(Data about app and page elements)
________

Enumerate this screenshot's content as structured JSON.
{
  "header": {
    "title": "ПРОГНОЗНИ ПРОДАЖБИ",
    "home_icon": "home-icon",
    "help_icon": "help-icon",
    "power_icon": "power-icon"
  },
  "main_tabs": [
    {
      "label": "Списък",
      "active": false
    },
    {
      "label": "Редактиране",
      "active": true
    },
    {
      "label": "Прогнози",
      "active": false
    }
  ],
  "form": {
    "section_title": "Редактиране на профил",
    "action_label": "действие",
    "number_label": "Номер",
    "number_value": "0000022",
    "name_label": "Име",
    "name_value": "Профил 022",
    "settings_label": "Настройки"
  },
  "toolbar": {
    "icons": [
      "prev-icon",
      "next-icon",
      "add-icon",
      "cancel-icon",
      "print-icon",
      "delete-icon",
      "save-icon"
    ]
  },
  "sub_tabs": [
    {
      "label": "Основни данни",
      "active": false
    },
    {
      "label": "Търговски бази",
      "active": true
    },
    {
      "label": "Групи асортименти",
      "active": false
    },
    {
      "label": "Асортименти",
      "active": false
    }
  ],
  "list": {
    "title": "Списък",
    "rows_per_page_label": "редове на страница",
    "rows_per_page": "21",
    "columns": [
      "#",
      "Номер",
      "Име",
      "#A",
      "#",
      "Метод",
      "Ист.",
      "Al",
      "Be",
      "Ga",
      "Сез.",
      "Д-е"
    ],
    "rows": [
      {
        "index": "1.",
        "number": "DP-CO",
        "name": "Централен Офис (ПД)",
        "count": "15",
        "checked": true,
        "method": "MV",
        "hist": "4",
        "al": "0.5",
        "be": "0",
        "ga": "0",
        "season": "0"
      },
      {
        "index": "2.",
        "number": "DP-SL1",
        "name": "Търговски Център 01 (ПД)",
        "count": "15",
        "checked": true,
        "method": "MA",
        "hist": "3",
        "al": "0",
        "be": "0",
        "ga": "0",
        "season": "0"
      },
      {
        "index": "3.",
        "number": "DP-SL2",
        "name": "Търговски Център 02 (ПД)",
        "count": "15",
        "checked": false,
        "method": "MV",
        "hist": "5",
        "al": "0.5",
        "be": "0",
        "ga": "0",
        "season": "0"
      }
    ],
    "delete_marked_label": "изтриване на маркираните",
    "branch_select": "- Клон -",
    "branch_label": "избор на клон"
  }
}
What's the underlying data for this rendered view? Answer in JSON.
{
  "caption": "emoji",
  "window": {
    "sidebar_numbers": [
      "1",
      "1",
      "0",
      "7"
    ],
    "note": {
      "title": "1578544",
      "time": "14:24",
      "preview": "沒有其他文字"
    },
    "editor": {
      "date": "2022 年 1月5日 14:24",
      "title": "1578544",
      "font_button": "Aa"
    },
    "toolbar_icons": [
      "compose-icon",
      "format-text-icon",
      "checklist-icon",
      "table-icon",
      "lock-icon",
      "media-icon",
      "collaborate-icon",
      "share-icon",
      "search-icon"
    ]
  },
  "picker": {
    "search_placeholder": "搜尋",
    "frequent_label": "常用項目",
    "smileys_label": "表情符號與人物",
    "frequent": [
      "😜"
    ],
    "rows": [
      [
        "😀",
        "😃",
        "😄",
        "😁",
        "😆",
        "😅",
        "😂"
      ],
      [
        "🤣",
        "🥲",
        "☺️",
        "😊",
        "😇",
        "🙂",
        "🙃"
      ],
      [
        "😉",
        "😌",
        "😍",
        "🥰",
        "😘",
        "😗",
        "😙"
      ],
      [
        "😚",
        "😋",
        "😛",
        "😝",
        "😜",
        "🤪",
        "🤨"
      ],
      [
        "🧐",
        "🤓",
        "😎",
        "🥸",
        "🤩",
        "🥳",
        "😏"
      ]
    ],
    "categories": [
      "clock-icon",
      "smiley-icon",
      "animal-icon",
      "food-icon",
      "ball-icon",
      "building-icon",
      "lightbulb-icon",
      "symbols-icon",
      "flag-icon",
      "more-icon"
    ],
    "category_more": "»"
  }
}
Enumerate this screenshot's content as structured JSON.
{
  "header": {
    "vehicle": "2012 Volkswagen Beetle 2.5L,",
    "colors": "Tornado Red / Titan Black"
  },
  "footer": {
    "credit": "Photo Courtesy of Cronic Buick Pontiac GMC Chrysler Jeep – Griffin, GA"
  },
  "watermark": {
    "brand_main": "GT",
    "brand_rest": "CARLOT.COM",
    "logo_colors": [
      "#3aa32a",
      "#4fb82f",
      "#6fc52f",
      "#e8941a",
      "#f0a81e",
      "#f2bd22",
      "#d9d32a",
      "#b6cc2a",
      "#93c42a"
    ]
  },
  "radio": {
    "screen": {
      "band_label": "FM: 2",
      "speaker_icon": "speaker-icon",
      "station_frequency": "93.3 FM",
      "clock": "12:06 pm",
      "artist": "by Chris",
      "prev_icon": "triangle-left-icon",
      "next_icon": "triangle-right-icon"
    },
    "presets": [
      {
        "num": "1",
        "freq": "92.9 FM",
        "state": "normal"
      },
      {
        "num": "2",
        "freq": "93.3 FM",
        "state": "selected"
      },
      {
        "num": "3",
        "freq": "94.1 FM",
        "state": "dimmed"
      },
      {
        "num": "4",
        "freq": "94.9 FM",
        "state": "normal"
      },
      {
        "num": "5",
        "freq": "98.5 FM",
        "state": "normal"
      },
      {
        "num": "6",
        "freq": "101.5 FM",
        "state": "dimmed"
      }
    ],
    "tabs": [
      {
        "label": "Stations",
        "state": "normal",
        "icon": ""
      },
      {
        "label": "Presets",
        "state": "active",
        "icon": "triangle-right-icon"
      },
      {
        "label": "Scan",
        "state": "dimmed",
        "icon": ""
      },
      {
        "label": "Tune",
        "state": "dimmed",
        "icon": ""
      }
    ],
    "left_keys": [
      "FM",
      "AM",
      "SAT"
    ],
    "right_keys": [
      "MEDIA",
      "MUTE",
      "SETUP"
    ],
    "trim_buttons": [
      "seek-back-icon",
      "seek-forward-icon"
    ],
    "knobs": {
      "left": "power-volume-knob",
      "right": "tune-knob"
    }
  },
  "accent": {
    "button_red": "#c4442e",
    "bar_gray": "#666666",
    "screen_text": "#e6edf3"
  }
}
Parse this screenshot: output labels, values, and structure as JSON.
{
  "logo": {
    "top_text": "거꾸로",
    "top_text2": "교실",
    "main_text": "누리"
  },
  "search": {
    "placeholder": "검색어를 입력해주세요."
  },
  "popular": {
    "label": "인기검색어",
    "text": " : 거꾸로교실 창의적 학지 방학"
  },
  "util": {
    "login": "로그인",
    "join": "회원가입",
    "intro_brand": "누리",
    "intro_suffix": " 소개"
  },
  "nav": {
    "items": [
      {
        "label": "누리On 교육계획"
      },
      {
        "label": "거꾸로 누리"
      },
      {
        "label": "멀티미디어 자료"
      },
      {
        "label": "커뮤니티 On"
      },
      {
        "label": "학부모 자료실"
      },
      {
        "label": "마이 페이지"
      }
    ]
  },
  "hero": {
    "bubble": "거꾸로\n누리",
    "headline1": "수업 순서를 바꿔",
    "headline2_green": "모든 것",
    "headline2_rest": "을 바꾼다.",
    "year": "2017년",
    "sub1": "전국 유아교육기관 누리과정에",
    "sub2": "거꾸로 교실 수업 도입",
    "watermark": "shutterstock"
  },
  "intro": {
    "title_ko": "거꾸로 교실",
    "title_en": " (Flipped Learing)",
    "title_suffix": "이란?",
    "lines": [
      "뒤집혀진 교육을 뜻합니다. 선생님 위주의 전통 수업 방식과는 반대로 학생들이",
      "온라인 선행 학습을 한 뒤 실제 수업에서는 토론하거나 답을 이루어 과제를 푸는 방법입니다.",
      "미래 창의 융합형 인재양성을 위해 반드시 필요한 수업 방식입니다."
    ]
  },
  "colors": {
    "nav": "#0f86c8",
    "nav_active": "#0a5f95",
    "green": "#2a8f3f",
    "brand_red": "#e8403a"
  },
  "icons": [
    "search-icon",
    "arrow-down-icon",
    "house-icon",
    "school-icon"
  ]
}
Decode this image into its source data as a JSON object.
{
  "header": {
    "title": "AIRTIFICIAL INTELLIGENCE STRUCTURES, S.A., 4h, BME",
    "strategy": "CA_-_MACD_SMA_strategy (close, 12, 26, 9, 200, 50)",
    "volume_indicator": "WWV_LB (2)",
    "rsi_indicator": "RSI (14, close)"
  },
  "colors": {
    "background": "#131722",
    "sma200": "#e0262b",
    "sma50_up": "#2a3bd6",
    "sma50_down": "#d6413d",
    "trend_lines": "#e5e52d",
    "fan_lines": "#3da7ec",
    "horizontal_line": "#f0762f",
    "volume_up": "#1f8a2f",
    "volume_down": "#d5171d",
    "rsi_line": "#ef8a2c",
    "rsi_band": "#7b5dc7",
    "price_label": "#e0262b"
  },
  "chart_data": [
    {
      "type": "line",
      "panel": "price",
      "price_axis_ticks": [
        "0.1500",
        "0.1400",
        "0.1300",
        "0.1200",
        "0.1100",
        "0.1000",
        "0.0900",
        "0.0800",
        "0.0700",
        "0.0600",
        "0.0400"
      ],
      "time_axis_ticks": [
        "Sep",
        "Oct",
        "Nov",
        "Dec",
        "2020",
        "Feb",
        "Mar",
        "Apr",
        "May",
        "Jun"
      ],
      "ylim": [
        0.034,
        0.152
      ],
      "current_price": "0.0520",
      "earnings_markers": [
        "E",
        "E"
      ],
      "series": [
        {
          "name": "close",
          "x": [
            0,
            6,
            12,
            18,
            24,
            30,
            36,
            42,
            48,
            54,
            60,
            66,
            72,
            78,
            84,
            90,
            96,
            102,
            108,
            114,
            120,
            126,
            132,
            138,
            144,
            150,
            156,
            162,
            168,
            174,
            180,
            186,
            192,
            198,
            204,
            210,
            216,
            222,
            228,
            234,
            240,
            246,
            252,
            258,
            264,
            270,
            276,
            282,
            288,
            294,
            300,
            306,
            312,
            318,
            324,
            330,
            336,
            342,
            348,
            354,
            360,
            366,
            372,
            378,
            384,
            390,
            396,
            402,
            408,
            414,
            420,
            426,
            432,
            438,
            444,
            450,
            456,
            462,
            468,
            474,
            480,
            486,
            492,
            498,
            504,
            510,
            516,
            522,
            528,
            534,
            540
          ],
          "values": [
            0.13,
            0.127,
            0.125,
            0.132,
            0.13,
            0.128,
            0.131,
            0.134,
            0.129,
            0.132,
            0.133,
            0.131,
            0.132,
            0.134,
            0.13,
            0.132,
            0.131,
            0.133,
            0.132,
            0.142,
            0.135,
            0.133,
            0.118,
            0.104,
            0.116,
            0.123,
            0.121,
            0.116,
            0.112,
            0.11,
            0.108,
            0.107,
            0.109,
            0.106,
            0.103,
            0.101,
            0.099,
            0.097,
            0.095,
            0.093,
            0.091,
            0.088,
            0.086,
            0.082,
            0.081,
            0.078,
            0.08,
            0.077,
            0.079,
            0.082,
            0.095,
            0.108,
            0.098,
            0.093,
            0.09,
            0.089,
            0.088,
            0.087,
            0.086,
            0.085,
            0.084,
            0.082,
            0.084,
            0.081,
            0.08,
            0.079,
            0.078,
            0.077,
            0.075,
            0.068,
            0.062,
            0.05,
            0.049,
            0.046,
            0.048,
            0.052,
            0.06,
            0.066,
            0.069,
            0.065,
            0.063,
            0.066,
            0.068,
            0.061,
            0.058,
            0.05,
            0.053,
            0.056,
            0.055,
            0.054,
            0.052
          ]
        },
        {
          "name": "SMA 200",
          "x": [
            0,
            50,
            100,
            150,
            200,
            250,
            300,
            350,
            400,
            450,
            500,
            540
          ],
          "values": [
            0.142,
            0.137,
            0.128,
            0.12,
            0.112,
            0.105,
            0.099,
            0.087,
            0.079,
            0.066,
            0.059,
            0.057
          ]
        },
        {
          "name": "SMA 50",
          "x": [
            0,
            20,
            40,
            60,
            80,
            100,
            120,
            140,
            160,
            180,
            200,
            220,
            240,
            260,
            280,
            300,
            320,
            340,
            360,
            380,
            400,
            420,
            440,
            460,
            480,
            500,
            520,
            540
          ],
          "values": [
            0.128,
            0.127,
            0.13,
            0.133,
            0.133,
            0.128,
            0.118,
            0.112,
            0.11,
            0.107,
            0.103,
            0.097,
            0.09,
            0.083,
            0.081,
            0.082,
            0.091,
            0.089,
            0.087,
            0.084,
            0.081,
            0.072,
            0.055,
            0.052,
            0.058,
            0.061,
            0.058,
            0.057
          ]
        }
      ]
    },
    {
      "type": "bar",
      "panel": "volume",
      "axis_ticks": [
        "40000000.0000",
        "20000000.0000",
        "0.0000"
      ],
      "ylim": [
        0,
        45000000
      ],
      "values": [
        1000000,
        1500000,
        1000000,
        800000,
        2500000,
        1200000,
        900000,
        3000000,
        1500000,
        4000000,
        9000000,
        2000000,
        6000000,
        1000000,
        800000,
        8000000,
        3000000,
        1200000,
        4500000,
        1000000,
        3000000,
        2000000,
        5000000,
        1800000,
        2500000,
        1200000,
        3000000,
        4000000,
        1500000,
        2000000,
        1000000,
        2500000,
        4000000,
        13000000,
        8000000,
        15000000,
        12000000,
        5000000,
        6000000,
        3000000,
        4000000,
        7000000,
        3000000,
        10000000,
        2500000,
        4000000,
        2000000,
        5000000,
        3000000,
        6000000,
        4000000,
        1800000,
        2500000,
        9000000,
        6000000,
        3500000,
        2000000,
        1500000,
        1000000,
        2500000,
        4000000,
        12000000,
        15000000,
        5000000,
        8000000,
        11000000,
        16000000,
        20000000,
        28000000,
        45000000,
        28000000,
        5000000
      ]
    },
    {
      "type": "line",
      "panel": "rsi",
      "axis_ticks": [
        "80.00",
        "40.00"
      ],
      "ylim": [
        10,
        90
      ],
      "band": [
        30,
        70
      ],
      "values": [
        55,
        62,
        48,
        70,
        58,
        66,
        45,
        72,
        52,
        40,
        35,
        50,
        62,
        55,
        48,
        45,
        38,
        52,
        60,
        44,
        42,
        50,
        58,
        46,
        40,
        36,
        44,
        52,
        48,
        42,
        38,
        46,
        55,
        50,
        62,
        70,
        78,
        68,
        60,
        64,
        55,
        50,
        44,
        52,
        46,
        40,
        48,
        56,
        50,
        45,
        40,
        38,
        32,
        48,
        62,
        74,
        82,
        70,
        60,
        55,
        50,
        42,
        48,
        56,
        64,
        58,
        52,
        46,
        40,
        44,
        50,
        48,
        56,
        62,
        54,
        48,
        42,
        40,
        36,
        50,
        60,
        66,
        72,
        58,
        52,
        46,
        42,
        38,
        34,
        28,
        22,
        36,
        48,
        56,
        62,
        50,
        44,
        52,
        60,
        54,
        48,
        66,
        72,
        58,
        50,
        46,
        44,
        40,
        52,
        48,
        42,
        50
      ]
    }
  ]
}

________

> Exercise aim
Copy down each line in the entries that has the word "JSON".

> Solution to this exercise
Enumerate this screenshot's content as structured JSON.
What's the underlying data for this rendered view? Answer in JSON.
Enumerate this screenshot's content as structured JSON.
Parse this screenshot: output labels, values, and structure as JSON.
Decode this image into its source data as a JSON object.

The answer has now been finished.